Bipolar mood disorder may be categorised by either manic and depressive episodes or a combination of both which are mostly separated by periods of normal mood. Manic episodes involve endless energy, racing thoughts, decreased need for sleep, feelings of unlimited power, increased substance abuse, poor judgement, euphoric mood, irritability and impulsiveness, among other symptoms.  

Depressive episodes, on the other hand, consist of anxiety, lack of appetite or excessive appetite, restlessness, self-doubts or feeling worthless, persistent sadness as well as suicidal thoughts in many cases, difficulty falling or staying asleep, loss of energy, inability to function at work, school and everyday life. People who experience manic episodes but do not experience depressive episodes may also be diagnosed with bipolar mood disorder. The exact cause of bipolar mood disorder is unknown, but several factors may be involved, such as biological differences where people appear to have physical changes in their brains. However, genetics is the more common indication where individuals have a first-degree relative, such as a sibling or parent, with the condition.

“Bipolar mood disorder can be a very devastating health condition that does not only affect the patient but the patient’s loved ones, friends and caregivers who often have to carefully navigate the effects that both manic and depressive episodes have on the individual and their family. Talking about signs and symptoms and educating people about effective treatment helps to destigmatise mental health conditions such as bipolar mood disorder. Mental health disorders are not something to fear and through empowering people with information we can make a difference in many people’s lives. With the right treatment, a multidisciplinary team approach and psychosocial support bipolar mood disorder can be managed,” says Dr Jorgen Kahler, a psychiatrist at Life Poortview.

Through Life Mental Health, a leading provider of private mental health services in South Africa, Life Healthcare provides comprehensive mental health care at nine dedicated facilities across four provinces.

“Our dedicated mental health facilities specialise in the treatment of general psychiatry such as the treatment of bipolar mood disorder, anxiety, depression, schizophrenia, post-traumatic stress disorder or other mental health conditions associated with substance use disorders,” says Dr Kahler. Effective treatments for bipolar mood disorder are available at these Life Mental Health facilities to promote optimal health and the prevention of relapse. Life Mental Health treatment programmes are facilitated by multidisciplinary healthcare professional teams, developed to achieve optimal outcomes through the short-term treatment in tranquil and therapeutic environments conducive to recovery.

“We believe everyone deserves to live a fulfilling life and the dedicated and experienced healthcare professionals at Life Mental Health units are committed to trusted and compassionate care to help individuals navigate their mental health journey. Our approach ensures an individual treatment plan to assist and support them in being productive members of society, in the workplace and at home.
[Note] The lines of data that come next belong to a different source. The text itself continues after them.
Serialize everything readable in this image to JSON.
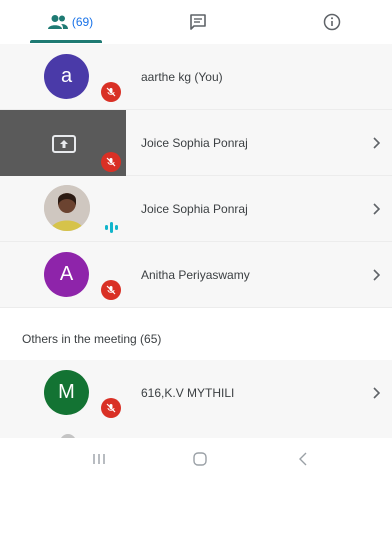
{
  "tabs": {
    "people_count": "(69)",
    "chat_icon": "chat-icon",
    "info_icon": "info-icon"
  },
  "participants": [
    {
      "name": "aarthe kg (You)",
      "avatar_letter": "a",
      "avatar_color": "#4285f4",
      "muted": true
    },
    {
      "name": "Joice Sophia Ponraj",
      "type": "screen-share",
      "muted": true
    },
    {
      "name": "Joice Sophia Ponraj",
      "type": "photo",
      "speaking": true
    },
    {
      "name": "Anitha Periyaswamy",
      "avatar_letter": "A",
      "avatar_color": "#8e24aa",
      "muted": true
    }
  ],
  "others": {
    "header": "Others in the meeting (65)",
    "items": [
      {
        "name": "616,K.V MYTHILI",
        "avatar_letter": "M",
        "avatar_color": "#137333",
        "muted": true
      }
    ]
  },
  "colors": {
    "accent": "#1e7a73",
    "mute_red": "#d93025",
    "speaking_teal": "#12b5cb"
  }
}
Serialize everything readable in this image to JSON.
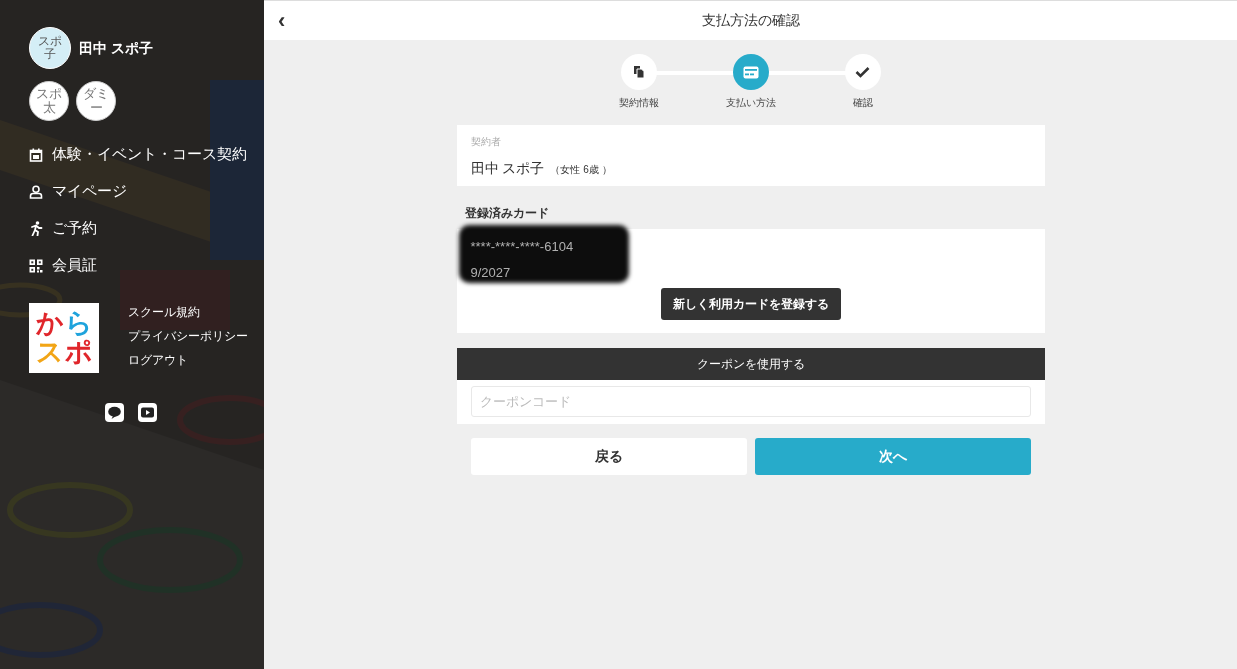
{
  "sidebar": {
    "user": {
      "avatar": "スポ子",
      "name": "田中 スポ子"
    },
    "family": [
      {
        "avatar": "スポ太"
      },
      {
        "avatar": "ダミー"
      }
    ],
    "menu": [
      {
        "label": "体験・イベント・コース契約"
      },
      {
        "label": "マイページ"
      },
      {
        "label": "ご予約"
      },
      {
        "label": "会員証"
      }
    ],
    "logo": [
      {
        "text": "か",
        "color": "#e0262b"
      },
      {
        "text": "ら",
        "color": "#1fa3dc"
      },
      {
        "text": "ス",
        "color": "#f2a516"
      },
      {
        "text": "ポ",
        "color": "#e0262b"
      }
    ],
    "links": [
      "スクール規約",
      "プライバシーポリシー",
      "ログアウト"
    ],
    "social": [
      {
        "kind": "line"
      },
      {
        "kind": "youtube"
      }
    ]
  },
  "header": {
    "back": "‹",
    "title": "支払方法の確認"
  },
  "steps": [
    {
      "label": "契約情報",
      "selected": false
    },
    {
      "label": "支払い方法",
      "selected": true
    },
    {
      "label": "確認",
      "selected": false
    }
  ],
  "contractor": {
    "label": "契約者",
    "name": "田中 スポ子",
    "detail": "（女性 6歳 ）"
  },
  "cards": {
    "heading": "登録済みカード",
    "number": "****-****-****-6104",
    "expiry": "9/2027",
    "register_button": "新しく利用カードを登録する"
  },
  "coupon": {
    "heading": "クーポンを使用する",
    "placeholder": "クーポンコード"
  },
  "buttons": {
    "back": "戻る",
    "next": "次へ"
  }
}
Family sessions and support group attendance have also proved to be very powerful in providing ongoing support to the individual and their loved ones,” says Dr Kahler.

In addition to providing professional services through its dedicated Life Mental Health units, Life Healthcare also strives to create awareness of other mental health conditions by educating the public on how to identify signs and symptoms and encouraging individuals to get professional help and support.

If you suspect that you or a loved one is suffering from a bipolar mood disorder, it’s important to consult a mental health professional. This can be done directly or through your GP, or your nearest Life Mental Health facility.

For more information contact Life Mental Health on 011 219 9620, or visit:

Free Resource: Download our Bipolar Mood Disorders Treatment & Referral Guide or find your nearest Life Mental Health facility by visiting: